There are two sorts of outsiders: the uneducated, and those who are educated in some way but not in your way. How you are to deal with the first class, if you hold views like Loisy’s or Schweitzer’s or Bultmann’s or Tillich’s or even Alec Vidler’s, I simply don’t know. I see—and I’m told that you see—that it would hardly do to tell them what you really believe. A theology which denies the historicity of nearly everything in the Gospels to which Christian life and affections and thought have been fastened for nearly two millennia—which either denies the miraculous altogether or, more strangely, after swallowing the camel of the Resurrection strains at such gnats as the feeding of the multitudes—if offered to the uneducated man can produce only one or other of two effects. It will make him a Roman Catholic or an atheist. What you offer him he will not recognize as Christianity. If he holds to what he calls Christianity he will leave a Church in which it is no longer taught and look for one where it is. If he agrees with your version he will no longer call himself a Christian and no longer come to church. In his crude, coarse way, he would respect you much more if you did the same. An experienced clergyman told me that most liberal priests, faced with this problem, have recalled from its grave the late medieval conception of two truths: a picture-truth which can be preached to the people, and an esoteric truth for use among the clergy. I shouldn’t think you will enjoy this conception much when you have to put it into practice. I’m sure if I had to produce picture-truths to a parishioner in great anguish or under fierce temptation, and produce them with that seriousness and fervour which his condition demanded, while knowing all the time that I didn’t exactly—only in some Pickwickian sense—believe them myself, I’d find my forehead getting red and damp and my collar getting tight. But that is your headache, not mine. You have, after all, a different sort of collar. I claim to belong to the second group of outsiders: educated, but not theologically educated. How one member of that group feels I must now try to tell you.

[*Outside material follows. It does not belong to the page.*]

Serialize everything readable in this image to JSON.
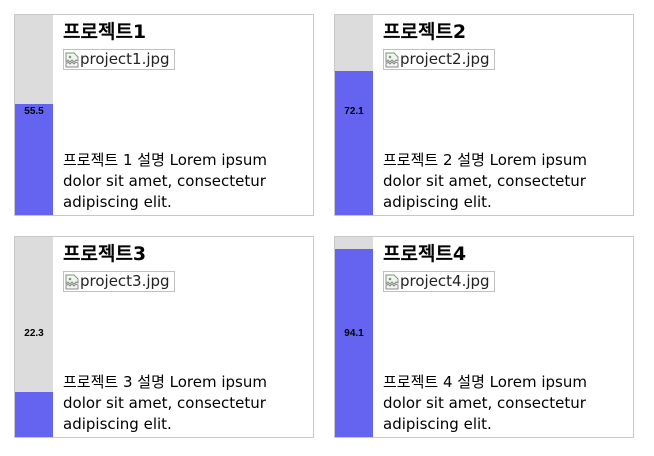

C.S. Lewis on Biblical Criticism – Part 2
C.S. Lewis, “Modern Theology and Biblical Criticism” (an essay Lewis read at Westcott House, Cambridge, on 11 May 1959), Christian Reflections (1981), later published as Fern-seed and Elephants (1998). This edition from The Essential C.S. Lewis (Touchstone, 1996)) 350.